Now, Saturday there will be guys riding up that incline that will make a 12 minute climb look like a snail assault.  I regularly ride with guys who bust out sub-twelve climbs.  That time on the venerable climb is not that special… except to me.  Forgive me while I dissect my ride again.

It started with an easy ride up to the top.  I took my time to enjoy that day.  Too often I’m just riding with my head down with some goal in mind.  I don’t look around and enjoy the scenes.  This time I even stopped to take some video with my iPhone.  I need to go back with a better camera!

I knew that I could get a good time because when I reached the other side and turned around, my legs were feeling good.  I put my bike in a very easy gear and started up spinning at a higher cadence than normal.  My plan was to take it easier in the first half and then attack toward the end.

It seemed to be working.  Through the first three minutes – that would take me up to the water tower section – I was averaging 330 watts and hit a high heart rate of 174 bpm.  Still, I was maintaining a 10.5 mph average.

The next three minutes of riding brought me to the midway point of the ride.  I was pretty happy to reach that section at almost 6 minutes on the nose.  The better news is that I had been able to pick up some more speed and was still feeling pretty good.

That section after the water tower is a 5.3% grade.  I was able to average just under 12 mph while putting out a lower average wattage of 314.  My heart rate did climb to a high of 179, but I was still averaging 176 bpm.  When I looked down to and saw 6:00 on my Garmin, I knew I stood a chance!

I stood and started to attack the next 6 minutes.  I planned to attack, recover, attack, recover, and then let it all hang loose on The Wall.  Things got a little tougher in the next three minute section.  The average grade was now 7%.

My body was showing some strain as well.  My heart rate climbed to a high of 186 and held an average during that section of 183 bpm.  I was riding in my red line.  Still, I was putting out an average of 343 watts and holding an average speed of 10.6 mph.  It was during that section that I looked down at my computer for the second time in the ride and saw 10:00.  I knew I was close!
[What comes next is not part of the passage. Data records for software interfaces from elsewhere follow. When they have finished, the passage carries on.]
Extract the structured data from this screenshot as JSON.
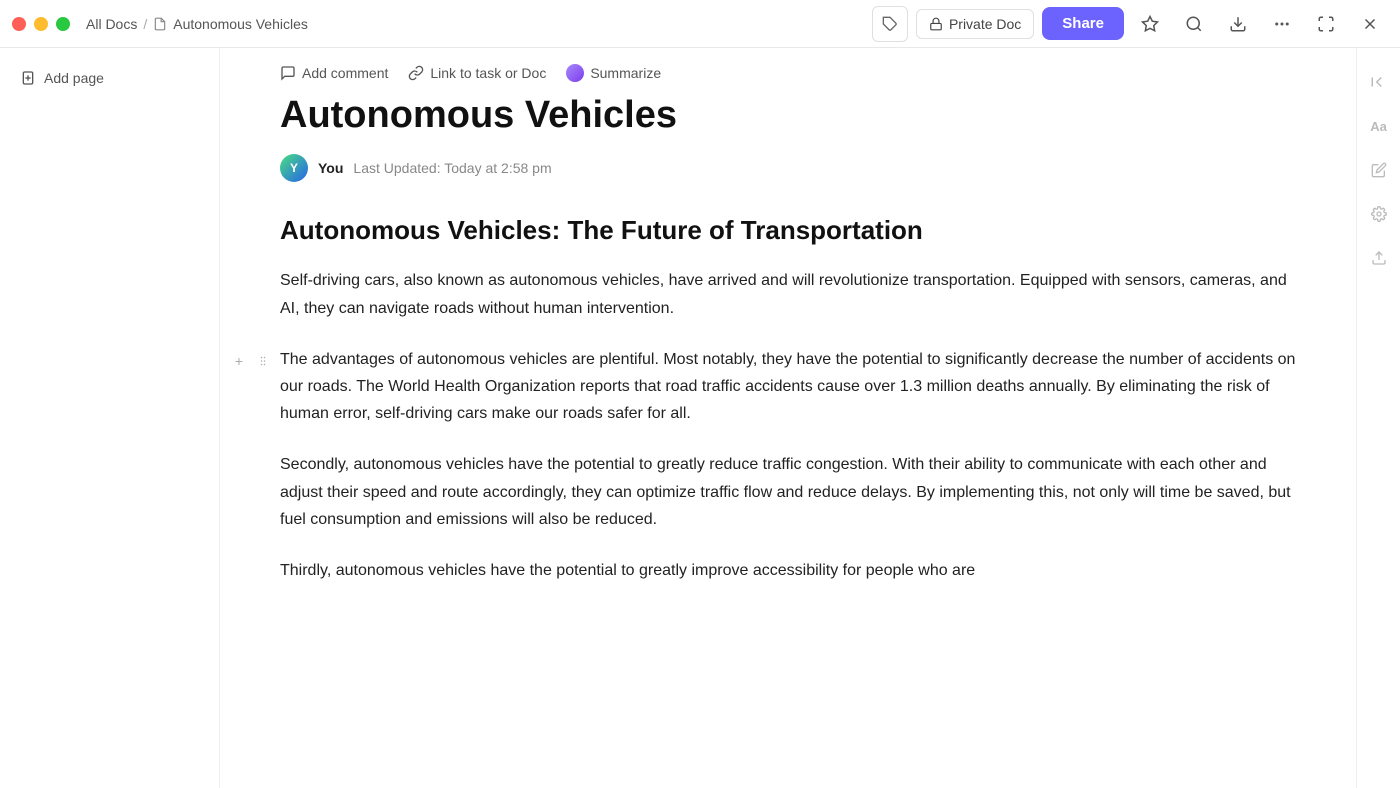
{
  "titlebar": {
    "breadcrumb_all": "All Docs",
    "breadcrumb_sep": "/",
    "breadcrumb_doc": "Autonomous Vehicles",
    "private_doc_label": "Private Doc",
    "share_label": "Share"
  },
  "sidebar": {
    "add_page_label": "Add page"
  },
  "doc_toolbar": {
    "comment_label": "Add comment",
    "link_label": "Link to task or Doc",
    "summarize_label": "Summarize"
  },
  "document": {
    "title": "Autonomous Vehicles",
    "author_name": "You",
    "last_updated": "Last Updated: Today at 2:58 pm",
    "heading1": "Autonomous Vehicles: The Future of Transportation",
    "paragraph1": "Self-driving cars, also known as autonomous vehicles, have arrived and will revolutionize transportation. Equipped with sensors, cameras, and AI, they can navigate roads without human intervention.",
    "paragraph2": "The advantages of autonomous vehicles are plentiful. Most notably, they have the potential to significantly decrease the number of accidents on our roads. The World Health Organization reports that road traffic accidents cause over 1.3 million deaths annually. By eliminating the risk of human error, self-driving cars make our roads safer for all.",
    "paragraph3": "Secondly, autonomous vehicles have the potential to greatly reduce traffic congestion. With their ability to communicate with each other and adjust their speed and route accordingly, they can optimize traffic flow and reduce delays. By implementing this, not only will time be saved, but fuel consumption and emissions will also be reduced.",
    "paragraph4": "Thirdly, autonomous vehicles have the potential to greatly improve accessibility for people who are"
  },
  "icons": {
    "add_page": "⊕",
    "tag": "◇",
    "lock": "🔒",
    "star": "☆",
    "search": "⌕",
    "export": "⤓",
    "more": "···",
    "expand": "⤢",
    "close": "×",
    "comment": "○",
    "link": "↗",
    "drag_handle": "⠿",
    "add_block": "+",
    "collapse_sidebar": "⇥",
    "font_size": "Aa",
    "share_icon": "↗",
    "settings_icon": "✦",
    "upload_icon": "↑"
  }
}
I’m about to hit The Wall.  The average grade over the next three minutes was 7.4%.  I settled in for a steady push in the early part of this three minute section, but stood to give it all I had toward the end.  This averaged out to be 361 watts for the just over half mile section.  My heart rate was letting me know we were near the end by peaking at 190 bpm and averaging 186 in that section.

However, it was the easy start and the driving finish that made it work.  I bet I covered the hardest portion of this climb faster than I have ever done in my life.  The average grade over this 650 feet is 10.4%.  My average wattage over this section was 507 watts.  That garnered me a 10.5 mph average for that distance.

The entire climb’s numbers looked like this: Average – Power = 336 watts, Heart Rate = 177 bpm, Cadence = 78 rpm, Speed = 10.9 mph; Maximum – Power = 641 watts, Heart Rate = 190 bpm, Cadence = 100 rpm, Speed = 17.5.

It will be a while before I’ll get a chance to try this again.  However, I think I’ve found the keys to making it work.  I just have to be sure I’m in good shape when I try it.  My guess is that when the temperatures begin to drop, I’ll start to see myself regularly breaking the 12 minute mark when I give it a try.

Three measly seconds.  Man… soooooo close!